In 2009, the city sold $28.3 million in tax-exempt general obligation bonds and an additional $2.7 million in 2010 to finance a movie studio project in the city. At a time when many other municipalities were facing similar circumstances, Allen Park's 2010 fiscal budget had a $2 million deficit. In addition, for various reasons, the public-private partnership with the movie producer who had planned to use the project fell apart, as did financing assistance from the county.

The SEC charged that, despite these issues and the city administrator's knowledge and involvement in both the project negotiations and city budget, the city's official statements showed a budget with no deficit and a studio project expected to generate more than $1.5 million annually in lease revenue. The SEC found these misleading statements to be a violation of federal antifraud provisions and, for the first time, used a provision of the Dodd-Frank Act that specifically permits the SEC to bring cases under Section 20(a) of the Securities Exchange Act of 1934. The SEC alleged that the mayor was liable as a "control person" under this provision based on his control of the city administrator and the city itself.
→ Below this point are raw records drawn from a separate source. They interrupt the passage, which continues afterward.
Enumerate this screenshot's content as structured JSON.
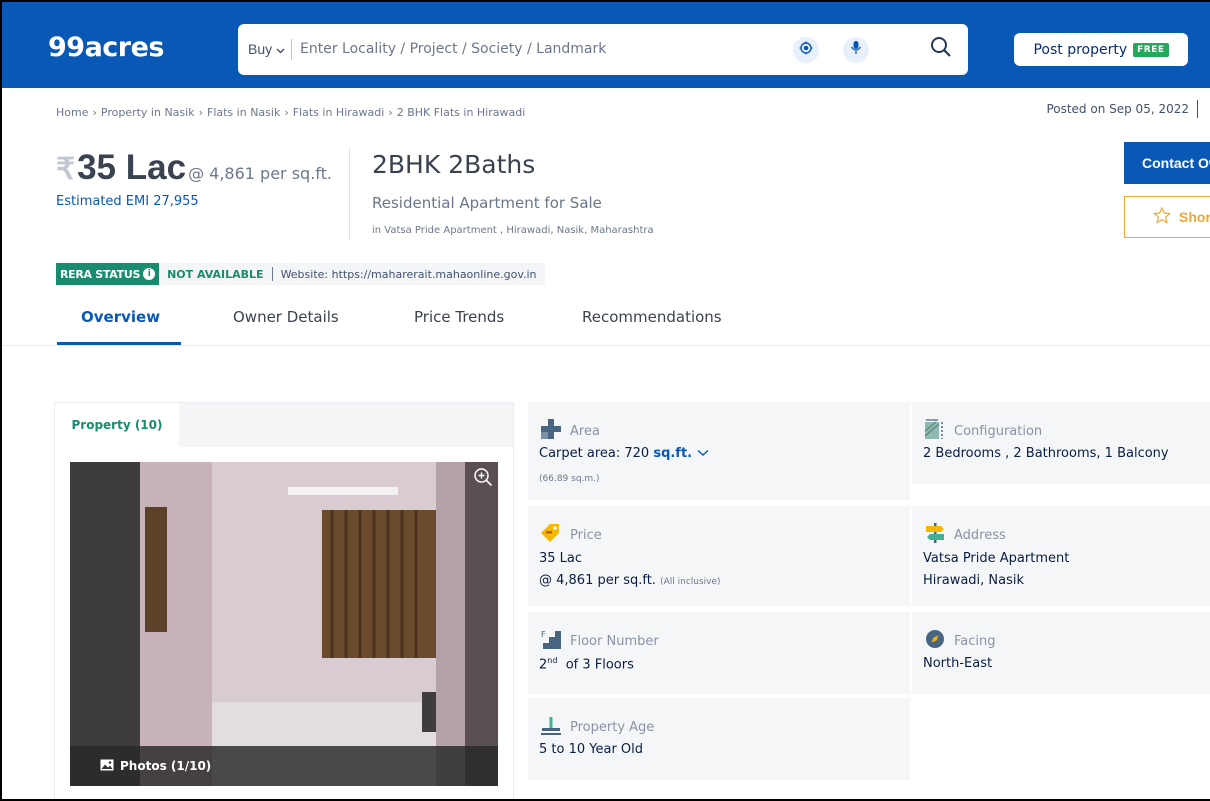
{
  "header": {
    "logo": "99acres",
    "search": {
      "type_label": "Buy",
      "placeholder": "Enter Locality / Project / Society / Landmark"
    },
    "post_property": {
      "label": "Post property",
      "badge": "FREE"
    }
  },
  "breadcrumb": [
    "Home",
    "Property in Nasik",
    "Flats in Nasik",
    "Flats in Hirawadi",
    "2 BHK Flats in Hirawadi"
  ],
  "posted_on": "Posted on Sep 05, 2022",
  "price": {
    "amount": "35 Lac",
    "per_sqft": "@ 4,861 per sq.ft.",
    "emi": "Estimated EMI  27,955"
  },
  "listing": {
    "title": "2BHK 2Baths",
    "subtitle": "Residential Apartment for Sale",
    "location": "in Vatsa Pride Apartment , Hirawadi, Nasik, Maharashtra"
  },
  "actions": {
    "contact": "Contact Owner",
    "shortlist": "Shortlist"
  },
  "rera": {
    "status_label": "RERA STATUS",
    "value": "NOT AVAILABLE",
    "website": "Website: https://maharerait.mahaonline.gov.in"
  },
  "tabs": [
    "Overview",
    "Owner Details",
    "Price Trends",
    "Recommendations"
  ],
  "gallery": {
    "tab": "Property (10)",
    "photos_label": "Photos (1/10)"
  },
  "details": {
    "area": {
      "label": "Area",
      "value": "Carpet area: 720",
      "unit": "sq.ft.",
      "sub": "(66.89 sq.m.)"
    },
    "configuration": {
      "label": "Configuration",
      "value": "2 Bedrooms , 2 Bathrooms, 1 Balcony"
    },
    "price": {
      "label": "Price",
      "value": " 35 Lac",
      "per": "@ 4,861 per sq.ft.",
      "note": "(All inclusive)"
    },
    "address": {
      "label": "Address",
      "line1": "Vatsa Pride Apartment",
      "line2": "Hirawadi, Nasik"
    },
    "floor": {
      "label": "Floor Number",
      "floor_num": "2",
      "floor_suffix": "nd",
      "floor_total": "of 3 Floors"
    },
    "facing": {
      "label": "Facing",
      "value": "North-East"
    },
    "age": {
      "label": "Property Age",
      "value": "5 to 10 Year Old"
    }
  }
}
Both the mayor and the city administrator have settled with the SEC without admitting or denying the SEC's charges. The city administrator will be barred from participating in any municipal bond offerings and ordered to cease and desist from future violations. The mayor agreed to similar penalties in addition to paying a $10,000 penalty. The city agreed to cease and desist from future violations and to strengthen its disclosure policies and training. Read more from the full SEC online press release.

Lessons from Allen Park

Issuers should assume that, based on both the nature and number of these recent actions, the enforcement environment for issuers of municipal securities has radically changed. SEC representatives have publicly stated that the Allen Park settlement is not an outlier and that the "SEC will continue to look for opportunities to hold individuals (not just municipalities) personally 
accountable for their roles in violations of federal securities laws." In addition, the SEC plans to increase its participation with law enforcement in cases where criminal charges are warranted.

Governmental issuers should be vigilant in reviewing their official statements to ensure the accuracy of the provided information. Elected officials and staff must understand the serious consequences that result from improper disclosure, including financial penalties against individuals. In addition, issuers should have formal ongoing compliance programs in place, including regular training as well as policies and procedures relating to disclosure.